Spec. 4 John Flinn returned home from Vietnam in 1969 to vitriol and name-calling. [National Veterans Memorial and Museum photo]

Spc. 4 John Flinn: Prison led to purpose

When Spc. 4 John Flinn arrived back in Akron on Christmas Eve 1969 after serving eight months in Vietnam with the U.S. Army and earning a Purple Heart, he found adjusting to a country in peacetime to be jarring.

From sleeping with his loaded gun, a finger on the trigger, to being called a "baby killer" by strangers at the airport and at school, Flinn, now 70, said he went into hibernation for years about his military service.

Alcohol helped him ignore his past, but it wasn't until Flinn was incarcerated on a rape conviction at the London Correctional Institution from 1978 to 1986 that he realized how valuable his background could be.

Flinn noticed the number of incarcerated Vietnam veterans who weren't receiving benefits or couldn't access resources. So he became the president of the first Vietnam Veterans of America chapter in an Ohio prison.

"It was the first time I looked upon my military career as an asset to help others," Flinn said.

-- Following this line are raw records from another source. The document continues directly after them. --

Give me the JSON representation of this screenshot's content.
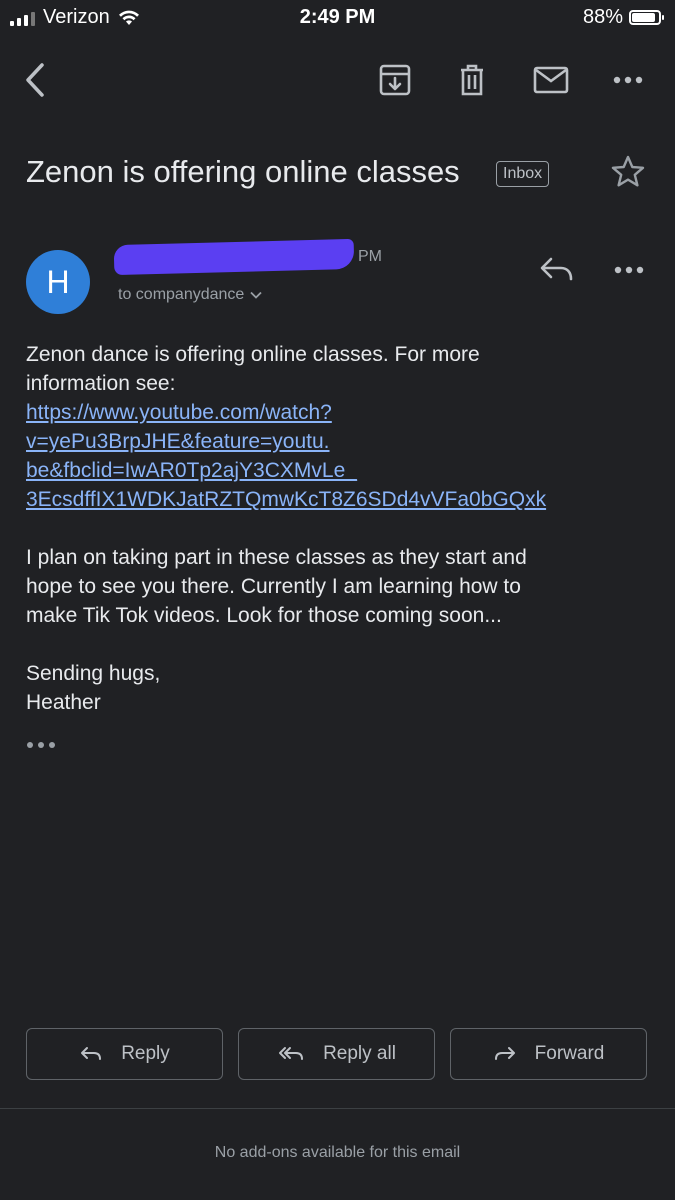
{
  "status_bar": {
    "carrier": "Verizon",
    "time": "2:49 PM",
    "battery_percent": "88%",
    "battery_level": 0.88
  },
  "toolbar": {
    "icons": [
      "back-icon",
      "archive-icon",
      "trash-icon",
      "mail-icon",
      "more-icon"
    ]
  },
  "email": {
    "subject": "Zenon is offering online classes",
    "label": "Inbox",
    "sender_initial": "H",
    "time_fragment": "PM",
    "recipient": "to companydance",
    "body": {
      "line1": "Zenon dance is offering online classes.  For more",
      "line2": "information see:",
      "link_lines": [
        "https://www.youtube.com/watch?",
        "v=yePu3BrpJHE&feature=youtu.",
        "be&fbclid=IwAR0Tp2ajY3CXMvLe_",
        "3EcsdffIX1WDKJatRZTQmwKcT8Z6SDd4vVFa0bGQxk"
      ],
      "para2": [
        "I plan on taking part in these classes as they start and",
        "hope to see you there.  Currently I am learning how to",
        "make Tik Tok videos. Look for those coming soon..."
      ],
      "signoff": "Sending hugs,",
      "signature": "Heather"
    }
  },
  "actions": {
    "reply": "Reply",
    "reply_all": "Reply all",
    "forward": "Forward"
  },
  "footer": "No add-ons available for this email",
  "colors": {
    "background": "#202124",
    "link": "#8ab4f8",
    "avatar": "#2f7fd8",
    "redaction": "#5b3ff2"
  }
}
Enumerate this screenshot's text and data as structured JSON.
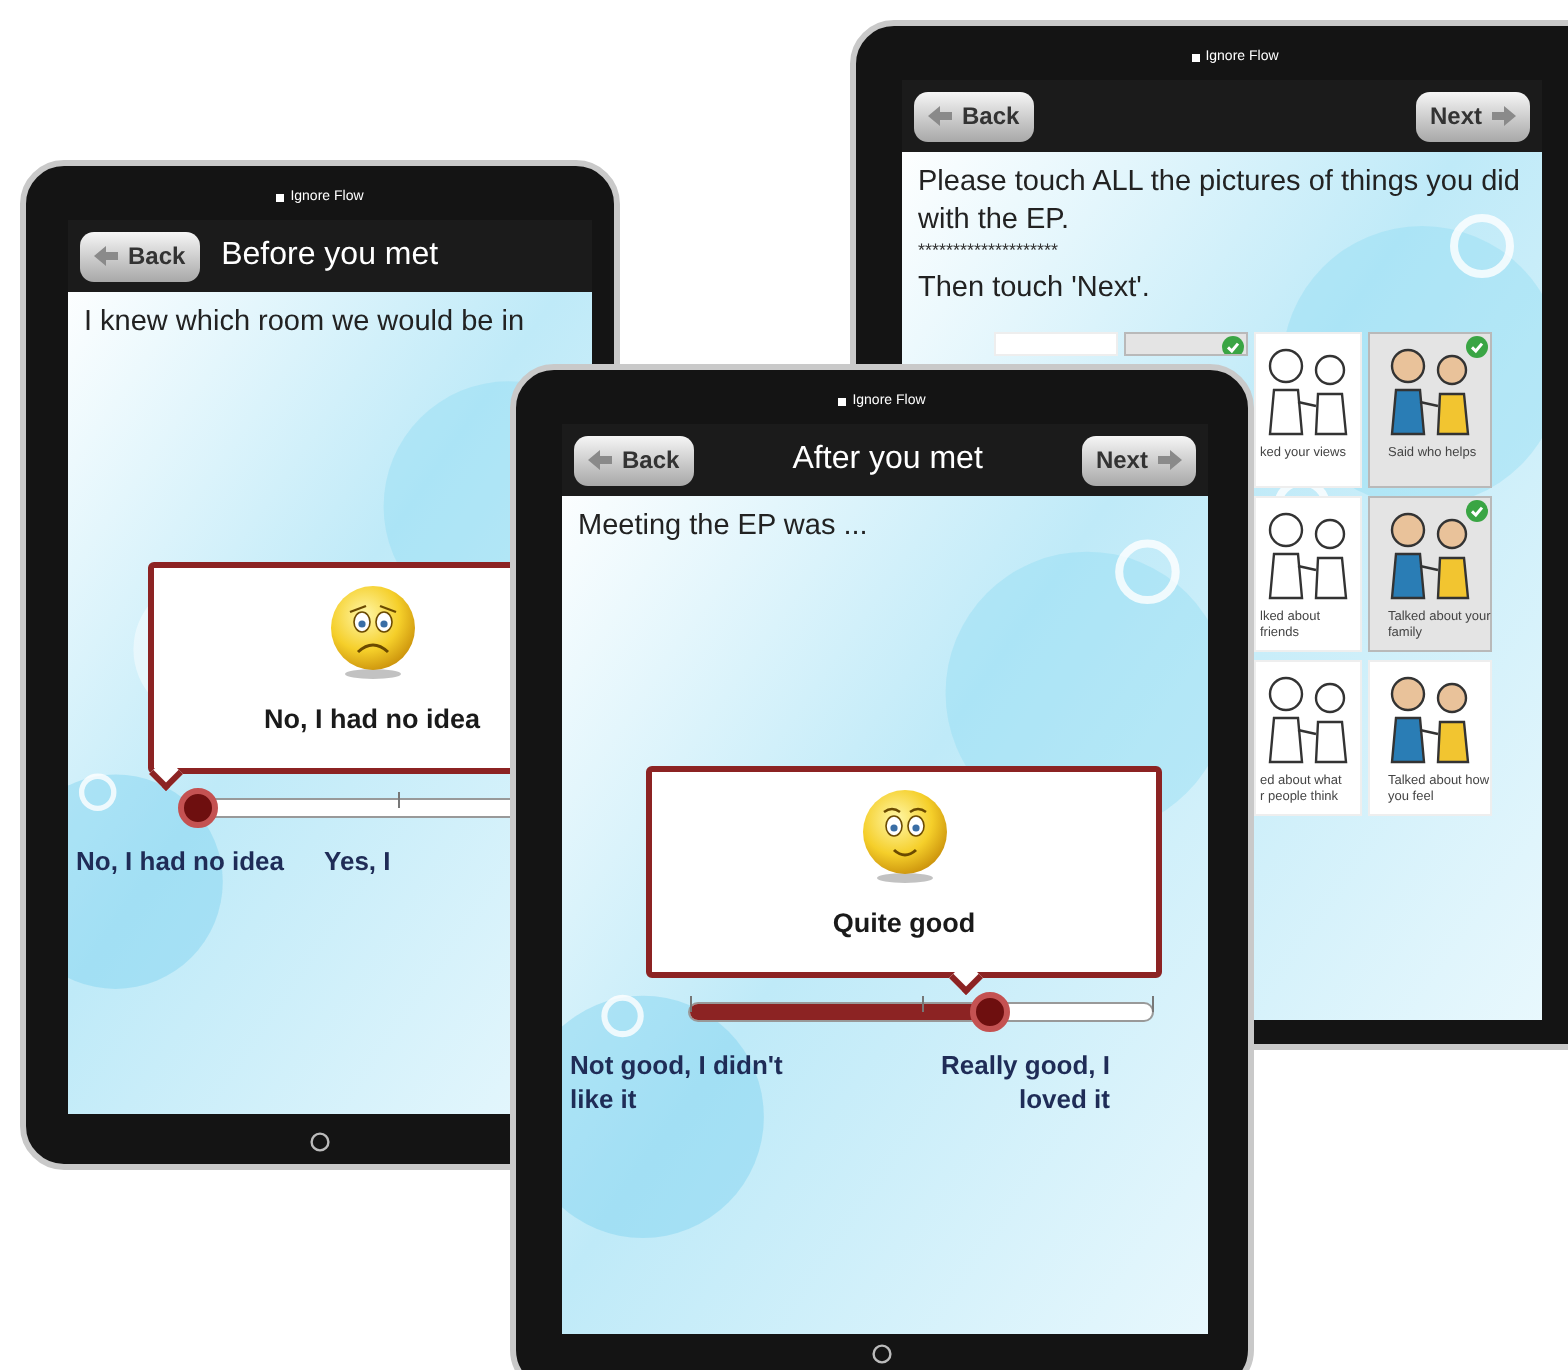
{
  "tablets": [
    {
      "kind": "picture_choice",
      "status_label": "Ignore Flow",
      "back_button": "Back",
      "next_button": "Next",
      "prompt": "Please touch ALL the pictures of things you did with the EP.",
      "separator": "********************",
      "instruction": "Then touch 'Next'.",
      "picture_rows": [
        [
          {
            "selected": false
          },
          {
            "selected": true
          },
          {
            "caption_lines": [
              "ked your views"
            ],
            "selected": false
          },
          {
            "caption_lines": [
              "Said who helps"
            ],
            "selected": true
          }
        ],
        [
          {
            "caption_lines": [
              "lked about",
              "friends"
            ],
            "selected": false
          },
          {
            "caption_lines": [
              "Talked about your",
              "family"
            ],
            "selected": true
          }
        ],
        [
          {
            "caption_lines": [
              "ed about what",
              "r people think"
            ],
            "selected": false
          },
          {
            "caption_lines": [
              "Talked about how",
              "you feel"
            ],
            "selected": false
          }
        ]
      ]
    },
    {
      "kind": "slider",
      "status_label": "Ignore Flow",
      "back_button": "Back",
      "title": "Before you met",
      "prompt": "I knew which room we would be in",
      "face": {
        "kind": "sad"
      },
      "callout": "No, I had no idea",
      "level": 0,
      "scale_labels": [
        "No, I had no idea",
        "Yes, I"
      ]
    },
    {
      "kind": "slider",
      "status_label": "Ignore Flow",
      "back_button": "Back",
      "title": "After you met",
      "next_button": "Next",
      "prompt": "Meeting the EP was ...",
      "face": {
        "kind": "happy"
      },
      "callout": "Quite good",
      "level": 0.65,
      "scale_labels": [
        "Not good, I didn't like it",
        "Really good, I loved it"
      ]
    }
  ]
}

Flinn said his time in prison galvanized him to do more work with veterans. He eventually became a veterans program coordinator for the state and spent years helping veterans find employment. Flinn retired in 2013.

Several years ago, Flinn finally shared his story with historians at the Ohio History Connection for an exhibit on veterans, and eventually with the National Veterans Memorial and Museum.

"Sharing my story gives me a certain calmness, acceptance and peace with it," Flinn said.